Reception and legacy


The painting was first exhibited at Intimate Gallery, New York as "Charles Demuth: Five Paintings," April 29 – May 18, 1929. It is in the permanent collection of the Metropolitan Museum of Art, New York, United States of America (MMA). It is described as a combination of oil paint, graphite, ink, and gold leaf on paperboard. Dimensions 35+12 by 30 inches (90 cm × 76 cm). Demuth died in 1935, at the age of 51 years. He bequeathed the painting to Georgia O'Keeffe. She donated it to the MMA in 1948 as part of the Alfred Stieglitz Collection.[4] The painting has never been sold.

Roberta Smith described the work in The New York Times: "Demuth's famous visionary accounting of Williams, I Saw the Figure Five in Gold, [is] a painting whose title and medallion-like arrangement of angled forms were both inspired by a verse the poet wrote after watching a fire engine streak past him on a rainy Manhattan street while waiting for Marsden Hartley, whose studio he was visiting, to answer his door."[7] Describing its importance, Judith H. Dobrzynski in The Wall Street Journal wrote: "It's the best work in a genre Demuth created, the 'poster portrait'. It's a witty homage to his close friend, the poet William Carlos Williams, and a transliteration into the paint of his poem 'The Great Figure'. It's a decidedly American work made at a time when U.S. artists were just moving beyond European influences. It's a reference to the intertwined relationships among the arts in the 1920s, a moment of cross-pollination that led to American Modernism. And it anticipates pop art."[1]

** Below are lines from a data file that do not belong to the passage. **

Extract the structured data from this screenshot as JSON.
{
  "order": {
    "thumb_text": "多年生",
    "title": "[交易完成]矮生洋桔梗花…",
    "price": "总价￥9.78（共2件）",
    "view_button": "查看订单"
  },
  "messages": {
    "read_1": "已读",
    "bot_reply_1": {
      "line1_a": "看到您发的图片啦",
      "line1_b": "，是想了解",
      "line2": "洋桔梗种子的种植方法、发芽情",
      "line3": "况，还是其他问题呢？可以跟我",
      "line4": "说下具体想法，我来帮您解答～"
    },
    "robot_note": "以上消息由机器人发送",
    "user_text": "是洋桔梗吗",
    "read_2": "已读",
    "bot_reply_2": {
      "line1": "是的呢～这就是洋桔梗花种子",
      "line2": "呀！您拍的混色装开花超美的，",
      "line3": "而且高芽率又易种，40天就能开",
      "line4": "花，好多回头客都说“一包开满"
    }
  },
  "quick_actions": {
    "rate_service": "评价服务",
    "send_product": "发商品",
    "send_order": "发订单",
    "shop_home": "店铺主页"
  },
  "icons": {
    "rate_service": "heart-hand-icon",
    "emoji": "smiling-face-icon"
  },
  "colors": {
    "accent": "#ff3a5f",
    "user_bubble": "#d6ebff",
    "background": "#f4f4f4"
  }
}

Robert Indiana, a popular and famous artist from the 1960s onward, painted The Figure Five in 1963. It incorporated the three yellow/gold, size-diminishing number fives from Charles Demuth's painting superimposed over a red star.[8]

Demuth's painting is used as the cover picture of the novel Uncle Petros and Goldbach's Conjecture (1992). The painting is included in a book 100 Best Paintings in New York (2008).[9]

In March 2013, the US Postal Service issued a pane of 12 first-class postage stamps portraying modern art, one of which was Demuth's painting. The timing was 100 years after the Armory Show, New York, 1913, which had given many Americans their first look at modern art. The stamp set was titled Modern Art in America 1913–1931 Stamps.[10]


  1. ^ a b c The Wall Street Journal, Judith H. Dobrzynski, "Where Paint and Poetry Meet" retrieved July 10, 2010
  2. ^ "The Great Figure by William Carlos Williams". The Poetry Foundation. Archived from the original on 3 August 2014. Retrieved 29 July 2014.
  3. ^ a b Charles Demuth, I Saw the Figure 5 in Gold Archived 2018-01-15 at the Wayback Machine Kuykendall, Lara. Khan Academy
  4. ^ a b "I Saw the Figure 5 in Gold" Archived 2017-06-06 at the Wayback Machine Metropolitan Museum of Art (US).
  5. ^ H. W. Janson (2004). History of Art: The Western Tradition. Prentice Hall. p. 1031. ISBN 978-0-13-182895-7. Archived from the original on 19 February 2018. Retrieved 10 November 2012.
  6. ^ Frank, Robin Jaffee (1994). Charles Demuth Poster Portraits, 1923–1929. Arthur Schwartz Sales Co. ISBN 978-0-89467-065-7.
  7. ^ The New York Times, Roberta Smith, "ART VIEW; Precisionism and a Few of Its Friends" retrieved October 26, 2008
  8. ^ "The Figure Five | Smithsonian American Art Museum". Archived from the original on 2018-01-16. Retrieved 2018-01-15.{{cite web}}: CS1 maint: bot: original URL status unknown (link) Smithsonian American Art Museum, Washington. DC.
  9. ^ MacDonald, Deanna; Smith, Geoffrey (2008). 100 Best Paintings in New York. Interlink Pub Group Inc. ISBN 978-1-56656-696-4.
  10. ^ Modern Art in America 1913–1931 Stamps Archived 2018-01-14 at the Wayback Machine United States Postal Service Announcement 13–15 (2013).
  • The United States of America, a catalog from The Metropolitan Museum of Art Libraries (fully available online as PDF), which contains material on this painting (p. 127)